EXERCISE BRIEF
Only the lines holding the string "subtitle" are needed; copy each of them from the data.

App and web page records:
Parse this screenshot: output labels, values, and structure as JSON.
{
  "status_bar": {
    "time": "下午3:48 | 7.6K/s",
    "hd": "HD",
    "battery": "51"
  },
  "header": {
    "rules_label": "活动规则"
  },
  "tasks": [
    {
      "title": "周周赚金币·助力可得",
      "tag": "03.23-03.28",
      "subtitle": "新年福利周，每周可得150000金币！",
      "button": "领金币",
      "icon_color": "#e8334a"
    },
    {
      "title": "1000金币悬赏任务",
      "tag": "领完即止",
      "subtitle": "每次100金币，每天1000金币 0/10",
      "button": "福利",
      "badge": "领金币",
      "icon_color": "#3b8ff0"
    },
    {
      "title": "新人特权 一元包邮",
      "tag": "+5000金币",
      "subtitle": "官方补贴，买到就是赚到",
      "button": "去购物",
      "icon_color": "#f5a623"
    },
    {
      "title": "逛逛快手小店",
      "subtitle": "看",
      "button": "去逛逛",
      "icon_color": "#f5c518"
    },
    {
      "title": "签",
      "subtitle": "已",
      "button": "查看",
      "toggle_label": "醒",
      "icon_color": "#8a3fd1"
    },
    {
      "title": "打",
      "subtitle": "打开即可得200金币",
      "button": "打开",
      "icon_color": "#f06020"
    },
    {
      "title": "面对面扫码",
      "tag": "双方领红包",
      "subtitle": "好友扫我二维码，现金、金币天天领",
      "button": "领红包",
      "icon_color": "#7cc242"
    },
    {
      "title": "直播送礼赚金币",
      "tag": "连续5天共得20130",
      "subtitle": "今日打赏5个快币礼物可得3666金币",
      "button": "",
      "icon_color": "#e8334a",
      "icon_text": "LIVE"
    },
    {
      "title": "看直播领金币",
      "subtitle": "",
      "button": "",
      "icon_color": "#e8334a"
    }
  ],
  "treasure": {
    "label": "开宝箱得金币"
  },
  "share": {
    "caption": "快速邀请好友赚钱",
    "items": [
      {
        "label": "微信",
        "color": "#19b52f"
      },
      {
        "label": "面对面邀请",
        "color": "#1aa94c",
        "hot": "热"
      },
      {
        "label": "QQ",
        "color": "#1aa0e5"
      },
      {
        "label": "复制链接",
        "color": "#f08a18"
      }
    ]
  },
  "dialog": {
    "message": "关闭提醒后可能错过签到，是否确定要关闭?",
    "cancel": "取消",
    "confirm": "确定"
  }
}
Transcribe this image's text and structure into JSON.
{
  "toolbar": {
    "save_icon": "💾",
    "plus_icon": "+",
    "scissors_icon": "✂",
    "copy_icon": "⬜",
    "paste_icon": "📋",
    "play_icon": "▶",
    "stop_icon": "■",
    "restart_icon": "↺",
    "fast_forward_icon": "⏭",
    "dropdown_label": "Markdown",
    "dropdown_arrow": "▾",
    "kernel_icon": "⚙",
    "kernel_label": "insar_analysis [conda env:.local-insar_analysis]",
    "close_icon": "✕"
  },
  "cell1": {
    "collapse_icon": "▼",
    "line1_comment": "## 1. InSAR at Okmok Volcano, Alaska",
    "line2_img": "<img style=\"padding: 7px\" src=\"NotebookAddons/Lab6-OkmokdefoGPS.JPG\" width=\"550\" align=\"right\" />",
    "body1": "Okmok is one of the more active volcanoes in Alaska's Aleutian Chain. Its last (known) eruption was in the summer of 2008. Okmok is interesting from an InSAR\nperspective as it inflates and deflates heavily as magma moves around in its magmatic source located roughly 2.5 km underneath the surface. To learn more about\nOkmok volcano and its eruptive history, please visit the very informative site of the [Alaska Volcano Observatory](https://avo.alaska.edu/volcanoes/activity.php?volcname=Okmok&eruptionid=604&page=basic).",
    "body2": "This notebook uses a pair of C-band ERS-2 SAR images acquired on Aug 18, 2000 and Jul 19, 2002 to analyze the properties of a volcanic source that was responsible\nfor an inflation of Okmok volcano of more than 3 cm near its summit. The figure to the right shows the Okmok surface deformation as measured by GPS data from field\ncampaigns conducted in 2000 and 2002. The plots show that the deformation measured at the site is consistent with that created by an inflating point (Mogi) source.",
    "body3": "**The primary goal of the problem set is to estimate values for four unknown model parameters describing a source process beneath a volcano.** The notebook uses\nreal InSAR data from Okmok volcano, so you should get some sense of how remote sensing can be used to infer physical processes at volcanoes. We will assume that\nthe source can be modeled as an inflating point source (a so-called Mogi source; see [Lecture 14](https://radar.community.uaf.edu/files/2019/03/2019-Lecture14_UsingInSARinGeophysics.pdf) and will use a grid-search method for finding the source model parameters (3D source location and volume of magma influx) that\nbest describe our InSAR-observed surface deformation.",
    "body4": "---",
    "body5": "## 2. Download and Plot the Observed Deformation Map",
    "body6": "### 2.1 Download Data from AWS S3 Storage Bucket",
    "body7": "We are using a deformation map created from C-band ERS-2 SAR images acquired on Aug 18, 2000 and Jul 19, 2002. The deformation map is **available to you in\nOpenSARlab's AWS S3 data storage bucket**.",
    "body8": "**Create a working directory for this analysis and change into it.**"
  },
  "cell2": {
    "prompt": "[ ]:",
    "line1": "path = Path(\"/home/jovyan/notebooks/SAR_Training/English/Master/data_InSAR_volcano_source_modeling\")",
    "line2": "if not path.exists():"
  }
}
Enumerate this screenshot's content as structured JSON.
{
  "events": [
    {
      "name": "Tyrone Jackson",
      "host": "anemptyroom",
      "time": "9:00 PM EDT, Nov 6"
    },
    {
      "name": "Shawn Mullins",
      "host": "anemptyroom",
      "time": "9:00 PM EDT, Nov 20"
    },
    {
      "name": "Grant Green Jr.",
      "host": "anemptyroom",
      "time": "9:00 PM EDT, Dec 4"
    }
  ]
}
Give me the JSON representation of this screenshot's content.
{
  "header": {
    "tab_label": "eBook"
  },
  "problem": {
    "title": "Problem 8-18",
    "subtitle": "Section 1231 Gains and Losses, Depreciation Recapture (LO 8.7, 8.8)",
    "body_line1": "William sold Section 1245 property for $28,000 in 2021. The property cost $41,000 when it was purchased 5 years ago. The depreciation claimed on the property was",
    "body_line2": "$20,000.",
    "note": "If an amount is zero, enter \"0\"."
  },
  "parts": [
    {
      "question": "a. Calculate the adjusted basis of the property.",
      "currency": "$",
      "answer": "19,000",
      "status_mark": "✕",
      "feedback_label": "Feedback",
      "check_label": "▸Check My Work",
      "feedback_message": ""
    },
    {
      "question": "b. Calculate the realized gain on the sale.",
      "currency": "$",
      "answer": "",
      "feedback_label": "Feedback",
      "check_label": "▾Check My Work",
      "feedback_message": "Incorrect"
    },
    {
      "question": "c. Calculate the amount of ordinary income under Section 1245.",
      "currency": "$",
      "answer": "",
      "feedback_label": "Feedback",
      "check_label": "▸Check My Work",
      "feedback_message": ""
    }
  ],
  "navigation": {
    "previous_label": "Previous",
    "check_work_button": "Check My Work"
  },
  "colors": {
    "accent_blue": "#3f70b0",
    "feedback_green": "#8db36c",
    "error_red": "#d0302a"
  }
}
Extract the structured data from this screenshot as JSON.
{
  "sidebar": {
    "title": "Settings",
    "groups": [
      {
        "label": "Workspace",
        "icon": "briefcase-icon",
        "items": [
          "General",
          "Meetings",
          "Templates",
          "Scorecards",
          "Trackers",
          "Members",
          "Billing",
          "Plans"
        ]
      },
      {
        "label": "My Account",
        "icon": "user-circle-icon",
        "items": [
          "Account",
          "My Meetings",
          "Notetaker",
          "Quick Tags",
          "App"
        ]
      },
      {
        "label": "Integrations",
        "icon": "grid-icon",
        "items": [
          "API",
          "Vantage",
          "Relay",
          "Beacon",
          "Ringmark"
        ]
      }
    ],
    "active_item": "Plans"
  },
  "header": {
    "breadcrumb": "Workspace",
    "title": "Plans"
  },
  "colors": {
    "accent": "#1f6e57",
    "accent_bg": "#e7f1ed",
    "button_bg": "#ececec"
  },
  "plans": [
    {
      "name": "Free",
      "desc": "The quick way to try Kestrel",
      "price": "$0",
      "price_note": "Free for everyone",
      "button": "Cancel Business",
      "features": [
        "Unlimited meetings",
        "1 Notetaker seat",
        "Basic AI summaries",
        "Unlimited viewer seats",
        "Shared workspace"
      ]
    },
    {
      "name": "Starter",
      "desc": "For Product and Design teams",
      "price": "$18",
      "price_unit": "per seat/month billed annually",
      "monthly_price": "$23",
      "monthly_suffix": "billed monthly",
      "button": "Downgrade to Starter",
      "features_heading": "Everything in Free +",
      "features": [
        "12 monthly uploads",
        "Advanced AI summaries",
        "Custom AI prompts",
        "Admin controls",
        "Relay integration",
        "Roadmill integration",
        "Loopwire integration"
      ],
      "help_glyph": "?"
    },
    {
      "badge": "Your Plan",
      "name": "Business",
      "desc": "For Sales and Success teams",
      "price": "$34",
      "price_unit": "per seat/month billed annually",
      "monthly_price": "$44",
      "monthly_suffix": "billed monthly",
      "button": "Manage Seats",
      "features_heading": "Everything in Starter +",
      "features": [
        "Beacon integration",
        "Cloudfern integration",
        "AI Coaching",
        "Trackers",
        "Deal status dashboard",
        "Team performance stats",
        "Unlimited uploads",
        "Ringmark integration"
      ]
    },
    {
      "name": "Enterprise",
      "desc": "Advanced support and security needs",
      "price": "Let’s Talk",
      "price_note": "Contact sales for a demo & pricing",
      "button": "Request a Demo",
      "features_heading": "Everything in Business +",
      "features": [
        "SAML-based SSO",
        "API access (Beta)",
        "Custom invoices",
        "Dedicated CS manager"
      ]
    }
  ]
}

RESPONSE TO THIS TASK
      "subtitle": "新年福利周，每周可得150000金币！",
      "subtitle": "每次100金币，每天1000金币 0/10",
      "subtitle": "官方补贴，买到就是赚到",
      "subtitle": "看",
      "subtitle": "已",
      "subtitle": "打开即可得200金币",
      "subtitle": "好友扫我二维码，现金、金币天天领",
      "subtitle": "今日打赏5个快币礼物可得3666金币",
      "subtitle": "",
    "subtitle": "Section 1231 Gains and Losses, Depreciation Recapture (LO 8.7, 8.8)",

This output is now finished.